**Exercise instructions:**
The reply should contain every line of the data, repeated exactly, and no pictures.

- - - - - - -

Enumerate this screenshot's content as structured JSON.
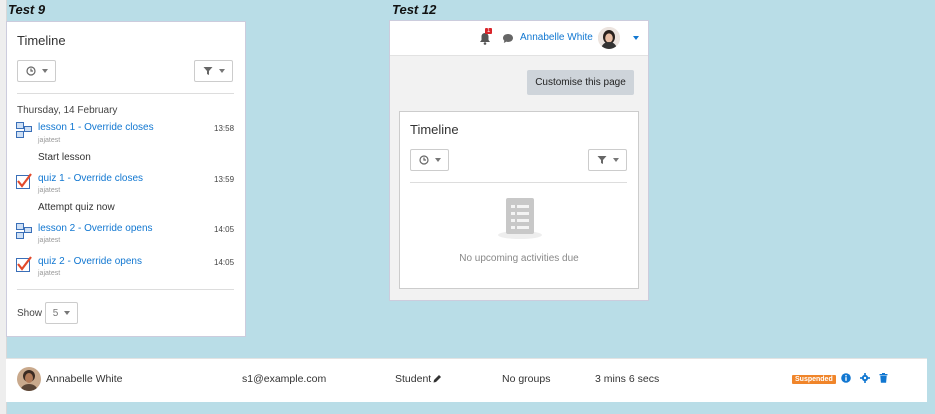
{
  "labels": {
    "test9": "Test 9",
    "test12": "Test 12"
  },
  "left_card": {
    "title": "Timeline",
    "date_heading": "Thursday, 14 February",
    "items": [
      {
        "icon": "lesson-icon",
        "title": "lesson 1 - Override closes",
        "course": "jajatest",
        "time": "13:58",
        "action": "Start lesson"
      },
      {
        "icon": "quiz-icon",
        "title": "quiz 1 - Override closes",
        "course": "jajatest",
        "time": "13:59",
        "action": "Attempt quiz now"
      },
      {
        "icon": "lesson-icon",
        "title": "lesson 2 - Override opens",
        "course": "jajatest",
        "time": "14:05",
        "action": ""
      },
      {
        "icon": "quiz-icon",
        "title": "quiz 2 - Override opens",
        "course": "jajatest",
        "time": "14:05",
        "action": ""
      }
    ],
    "show_label": "Show",
    "show_value": "5"
  },
  "right_panel": {
    "notification_count": "1",
    "user_name": "Annabelle White",
    "customise_button": "Customise this page",
    "timeline_title": "Timeline",
    "empty_message": "No upcoming activities due"
  },
  "user_row": {
    "name": "Annabelle White",
    "email": "s1@example.com",
    "role": "Student",
    "groups": "No groups",
    "last_access": "3 mins 6 secs",
    "status": "Suspended"
  },
  "colors": {
    "accent": "#1177d1",
    "background": "#b9dde7",
    "suspended": "#f0852a",
    "badge": "#d9242a"
  }
}
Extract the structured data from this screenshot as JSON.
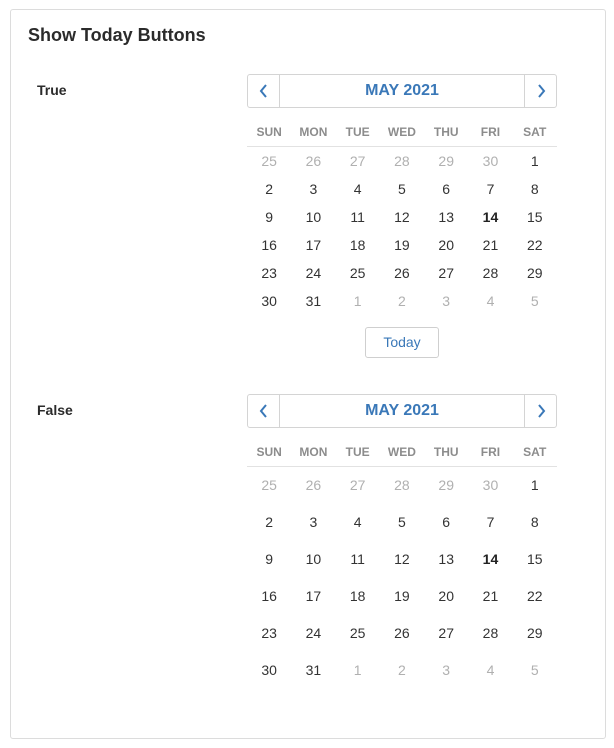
{
  "panel": {
    "title": "Show Today Buttons"
  },
  "calendars": [
    {
      "label": "True",
      "month_label": "MAY 2021",
      "today_label": "Today",
      "weekdays": [
        "SUN",
        "MON",
        "TUE",
        "WED",
        "THU",
        "FRI",
        "SAT"
      ],
      "weeks": [
        [
          {
            "d": "25",
            "m": true
          },
          {
            "d": "26",
            "m": true
          },
          {
            "d": "27",
            "m": true
          },
          {
            "d": "28",
            "m": true
          },
          {
            "d": "29",
            "m": true
          },
          {
            "d": "30",
            "m": true
          },
          {
            "d": "1"
          }
        ],
        [
          {
            "d": "2"
          },
          {
            "d": "3"
          },
          {
            "d": "4"
          },
          {
            "d": "5"
          },
          {
            "d": "6"
          },
          {
            "d": "7"
          },
          {
            "d": "8"
          }
        ],
        [
          {
            "d": "9"
          },
          {
            "d": "10"
          },
          {
            "d": "11"
          },
          {
            "d": "12"
          },
          {
            "d": "13"
          },
          {
            "d": "14",
            "t": true
          },
          {
            "d": "15"
          }
        ],
        [
          {
            "d": "16"
          },
          {
            "d": "17"
          },
          {
            "d": "18"
          },
          {
            "d": "19"
          },
          {
            "d": "20"
          },
          {
            "d": "21"
          },
          {
            "d": "22"
          }
        ],
        [
          {
            "d": "23"
          },
          {
            "d": "24"
          },
          {
            "d": "25"
          },
          {
            "d": "26"
          },
          {
            "d": "27"
          },
          {
            "d": "28"
          },
          {
            "d": "29"
          }
        ],
        [
          {
            "d": "30"
          },
          {
            "d": "31"
          },
          {
            "d": "1",
            "m": true
          },
          {
            "d": "2",
            "m": true
          },
          {
            "d": "3",
            "m": true
          },
          {
            "d": "4",
            "m": true
          },
          {
            "d": "5",
            "m": true
          }
        ]
      ]
    },
    {
      "label": "False",
      "month_label": "MAY 2021",
      "weekdays": [
        "SUN",
        "MON",
        "TUE",
        "WED",
        "THU",
        "FRI",
        "SAT"
      ],
      "weeks": [
        [
          {
            "d": "25",
            "m": true
          },
          {
            "d": "26",
            "m": true
          },
          {
            "d": "27",
            "m": true
          },
          {
            "d": "28",
            "m": true
          },
          {
            "d": "29",
            "m": true
          },
          {
            "d": "30",
            "m": true
          },
          {
            "d": "1"
          }
        ],
        [
          {
            "d": "2"
          },
          {
            "d": "3"
          },
          {
            "d": "4"
          },
          {
            "d": "5"
          },
          {
            "d": "6"
          },
          {
            "d": "7"
          },
          {
            "d": "8"
          }
        ],
        [
          {
            "d": "9"
          },
          {
            "d": "10"
          },
          {
            "d": "11"
          },
          {
            "d": "12"
          },
          {
            "d": "13"
          },
          {
            "d": "14",
            "t": true
          },
          {
            "d": "15"
          }
        ],
        [
          {
            "d": "16"
          },
          {
            "d": "17"
          },
          {
            "d": "18"
          },
          {
            "d": "19"
          },
          {
            "d": "20"
          },
          {
            "d": "21"
          },
          {
            "d": "22"
          }
        ],
        [
          {
            "d": "23"
          },
          {
            "d": "24"
          },
          {
            "d": "25"
          },
          {
            "d": "26"
          },
          {
            "d": "27"
          },
          {
            "d": "28"
          },
          {
            "d": "29"
          }
        ],
        [
          {
            "d": "30"
          },
          {
            "d": "31"
          },
          {
            "d": "1",
            "m": true
          },
          {
            "d": "2",
            "m": true
          },
          {
            "d": "3",
            "m": true
          },
          {
            "d": "4",
            "m": true
          },
          {
            "d": "5",
            "m": true
          }
        ]
      ]
    }
  ],
  "colors": {
    "accent": "#3a78b8",
    "muted_day": "#b0b0b0",
    "weekday": "#8c8c8c",
    "border": "#d4d4d4"
  },
  "icons": {
    "prev": "chevron-left-icon",
    "next": "chevron-right-icon"
  }
}
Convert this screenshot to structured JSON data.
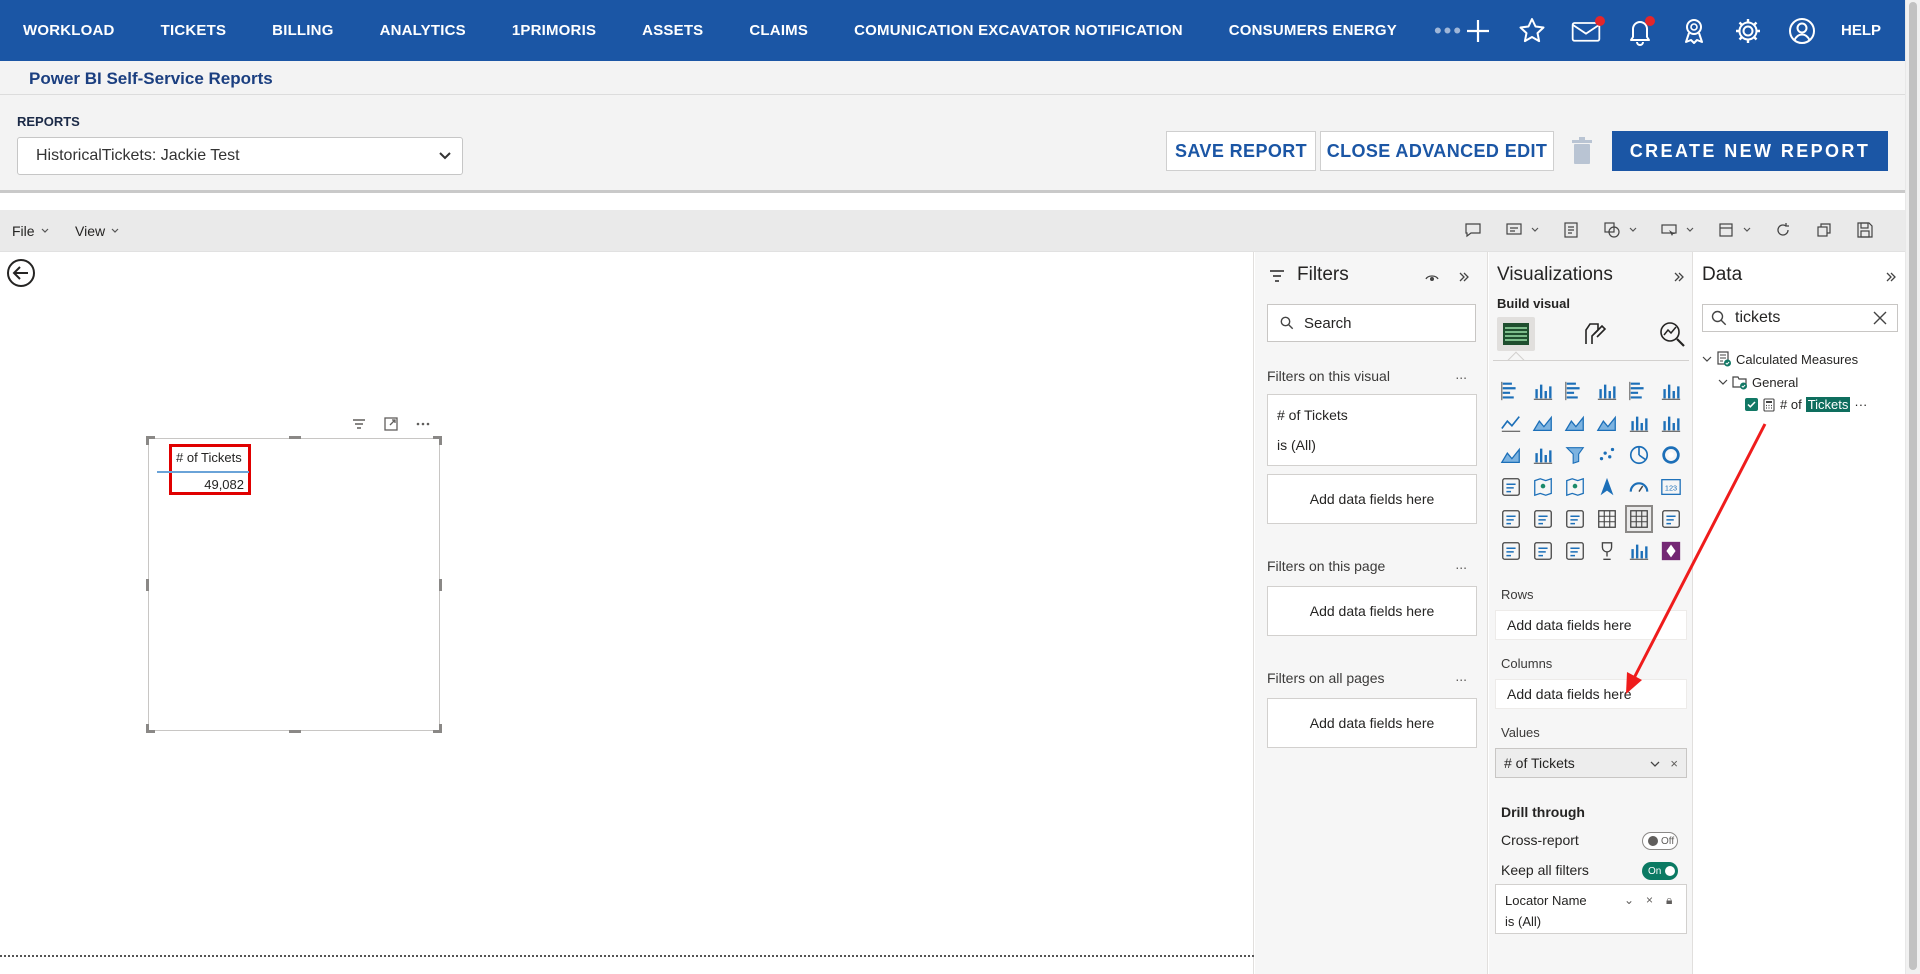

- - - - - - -

**Solution for this exercise:**
Enumerate this screenshot's content as structured JSON.
{
  "labels": {
    "test9": "Test 9",
    "test12": "Test 12"
  },
  "left_card": {
    "title": "Timeline",
    "date_heading": "Thursday, 14 February",
    "items": [
      {
        "icon": "lesson-icon",
        "title": "lesson 1 - Override closes",
        "course": "jajatest",
        "time": "13:58",
        "action": "Start lesson"
      },
      {
        "icon": "quiz-icon",
        "title": "quiz 1 - Override closes",
        "course": "jajatest",
        "time": "13:59",
        "action": "Attempt quiz now"
      },
      {
        "icon": "lesson-icon",
        "title": "lesson 2 - Override opens",
        "course": "jajatest",
        "time": "14:05",
        "action": ""
      },
      {
        "icon": "quiz-icon",
        "title": "quiz 2 - Override opens",
        "course": "jajatest",
        "time": "14:05",
        "action": ""
      }
    ],
    "show_label": "Show",
    "show_value": "5"
  },
  "right_panel": {
    "notification_count": "1",
    "user_name": "Annabelle White",
    "customise_button": "Customise this page",
    "timeline_title": "Timeline",
    "empty_message": "No upcoming activities due"
  },
  "user_row": {
    "name": "Annabelle White",
    "email": "s1@example.com",
    "role": "Student",
    "groups": "No groups",
    "last_access": "3 mins 6 secs",
    "status": "Suspended"
  },
  "colors": {
    "accent": "#1177d1",
    "background": "#b9dde7",
    "suspended": "#f0852a",
    "badge": "#d9242a"
  }
}
Extract the structured data from this screenshot as JSON.
{
  "panel": {
    "title": "Show Today Buttons"
  },
  "calendars": [
    {
      "label": "True",
      "month_label": "MAY 2021",
      "today_label": "Today",
      "weekdays": [
        "SUN",
        "MON",
        "TUE",
        "WED",
        "THU",
        "FRI",
        "SAT"
      ],
      "weeks": [
        [
          {
            "d": "25",
            "m": true
          },
          {
            "d": "26",
            "m": true
          },
          {
            "d": "27",
            "m": true
          },
          {
            "d": "28",
            "m": true
          },
          {
            "d": "29",
            "m": true
          },
          {
            "d": "30",
            "m": true
          },
          {
            "d": "1"
          }
        ],
        [
          {
            "d": "2"
          },
          {
            "d": "3"
          },
          {
            "d": "4"
          },
          {
            "d": "5"
          },
          {
            "d": "6"
          },
          {
            "d": "7"
          },
          {
            "d": "8"
          }
        ],
        [
          {
            "d": "9"
          },
          {
            "d": "10"
          },
          {
            "d": "11"
          },
          {
            "d": "12"
          },
          {
            "d": "13"
          },
          {
            "d": "14",
            "t": true
          },
          {
            "d": "15"
          }
        ],
        [
          {
            "d": "16"
          },
          {
            "d": "17"
          },
          {
            "d": "18"
          },
          {
            "d": "19"
          },
          {
            "d": "20"
          },
          {
            "d": "21"
          },
          {
            "d": "22"
          }
        ],
        [
          {
            "d": "23"
          },
          {
            "d": "24"
          },
          {
            "d": "25"
          },
          {
            "d": "26"
          },
          {
            "d": "27"
          },
          {
            "d": "28"
          },
          {
            "d": "29"
          }
        ],
        [
          {
            "d": "30"
          },
          {
            "d": "31"
          },
          {
            "d": "1",
            "m": true
          },
          {
            "d": "2",
            "m": true
          },
          {
            "d": "3",
            "m": true
          },
          {
            "d": "4",
            "m": true
          },
          {
            "d": "5",
            "m": true
          }
        ]
      ]
    },
    {
      "label": "False",
      "month_label": "MAY 2021",
      "weekdays": [
        "SUN",
        "MON",
        "TUE",
        "WED",
        "THU",
        "FRI",
        "SAT"
      ],
      "weeks": [
        [
          {
            "d": "25",
            "m": true
          },
          {
            "d": "26",
            "m": true
          },
          {
            "d": "27",
            "m": true
          },
          {
            "d": "28",
            "m": true
          },
          {
            "d": "29",
            "m": true
          },
          {
            "d": "30",
            "m": true
          },
          {
            "d": "1"
          }
        ],
        [
          {
            "d": "2"
          },
          {
            "d": "3"
          },
          {
            "d": "4"
          },
          {
            "d": "5"
          },
          {
            "d": "6"
          },
          {
            "d": "7"
          },
          {
            "d": "8"
          }
        ],
        [
          {
            "d": "9"
          },
          {
            "d": "10"
          },
          {
            "d": "11"
          },
          {
            "d": "12"
          },
          {
            "d": "13"
          },
          {
            "d": "14",
            "t": true
          },
          {
            "d": "15"
          }
        ],
        [
          {
            "d": "16"
          },
          {
            "d": "17"
          },
          {
            "d": "18"
          },
          {
            "d": "19"
          },
          {
            "d": "20"
          },
          {
            "d": "21"
          },
          {
            "d": "22"
          }
        ],
        [
          {
            "d": "23"
          },
          {
            "d": "24"
          },
          {
            "d": "25"
          },
          {
            "d": "26"
          },
          {
            "d": "27"
          },
          {
            "d": "28"
          },
          {
            "d": "29"
          }
        ],
        [
          {
            "d": "30"
          },
          {
            "d": "31"
          },
          {
            "d": "1",
            "m": true
          },
          {
            "d": "2",
            "m": true
          },
          {
            "d": "3",
            "m": true
          },
          {
            "d": "4",
            "m": true
          },
          {
            "d": "5",
            "m": true
          }
        ]
      ]
    }
  ],
  "colors": {
    "accent": "#3a78b8",
    "muted_day": "#b0b0b0",
    "weekday": "#8c8c8c",
    "border": "#d4d4d4"
  },
  "icons": {
    "prev": "chevron-left-icon",
    "next": "chevron-right-icon"
  }
}
Convert this screenshot to structured JSON data.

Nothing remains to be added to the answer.